Old Green Label holder. By today's standards, I grade this coin a solid AU58. While showing a typical strike with some weakness at this center, there is little else that is "typical" about this coin. It shows attractive deep, even green-gold color on the obverse and reverse with a good deal of underlying luster. Some dirt can be seen within the lettering on the obverse and the surfaces are very clean with no major abrasions or mint-made defects notable to the naked eye. While probably the most available Dahlonega gold dollar of the Type Three design, it is never easy to locte an affordable example of this date with original surfaces and good overall eye appeal.
This newly discovered, fresh-to-the-market coin is not only the best 1859-D quarter eagle that I have ever seen, it is quite possibly the finest known for the date. The 1859-D is a scarce date in all grades with a mintage of just 2,244. It is likely that a small hoard existed at one time as survivors are almost never seen in VF and EF grades but most are clustered in the AU range. In Uncirculated, the rarity of this issue is indisputable. I know of three examples that grade MS62: this coin, Duke's Creek: 1515 (in an NGC holder; it sold for $37,375 in 2006) and Green Pond: 1036 (in a PCGS holder; it sold for $34,500 back in 2004). I like this coin better than either the Duke's Creek or Green Pond coins. It has wonderful deep, rich green-gold, orange and pale reddish hues with very choice surfaces and better luster than usual. For the date, it is well made and well detailed. Most importantly, it is fresh in appearance with no signs of having ever been cleaned or dipped. At the recent Heritage sale of the Baltimore Collection of quarter eagles, the few very high quality pieces that were available brought very strong prices. If you are putting together a world-class set of Dahlonega gold coins, the significance of this remarkable 1859-D quarter eagle will be clear.
Evenly worn with pleasing medium to deep natural coloration on the obverse and the reverse. The strike is typical for the issue with some weakness at the centers but all of the details are defined except for the bow knot. The surfaces are especially clean which is uncommon for this issue.
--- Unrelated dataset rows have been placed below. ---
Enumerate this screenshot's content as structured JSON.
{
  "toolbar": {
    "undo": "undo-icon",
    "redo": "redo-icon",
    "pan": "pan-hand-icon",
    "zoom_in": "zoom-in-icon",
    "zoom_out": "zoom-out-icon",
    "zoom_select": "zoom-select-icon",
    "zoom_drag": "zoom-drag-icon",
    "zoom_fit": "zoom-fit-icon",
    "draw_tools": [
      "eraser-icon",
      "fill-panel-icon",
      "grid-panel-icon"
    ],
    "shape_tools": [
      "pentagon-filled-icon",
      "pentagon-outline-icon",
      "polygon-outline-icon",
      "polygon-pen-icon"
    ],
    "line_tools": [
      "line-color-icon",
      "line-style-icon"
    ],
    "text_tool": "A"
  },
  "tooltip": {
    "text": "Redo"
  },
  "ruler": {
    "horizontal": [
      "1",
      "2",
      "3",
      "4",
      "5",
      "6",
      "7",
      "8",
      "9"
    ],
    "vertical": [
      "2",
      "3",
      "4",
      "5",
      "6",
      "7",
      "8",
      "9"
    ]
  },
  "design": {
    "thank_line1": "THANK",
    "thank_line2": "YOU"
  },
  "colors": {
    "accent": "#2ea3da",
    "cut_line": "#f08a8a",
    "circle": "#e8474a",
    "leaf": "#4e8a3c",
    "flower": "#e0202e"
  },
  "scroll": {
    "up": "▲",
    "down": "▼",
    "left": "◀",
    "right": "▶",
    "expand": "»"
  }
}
The 1859-D tends to be found in either very low grades or higher grades (AU55 and above) making it a hard issue for the collector on an average budget to acquire. This is a really solid example that would fit nicely into a date set of D mint gold dollars.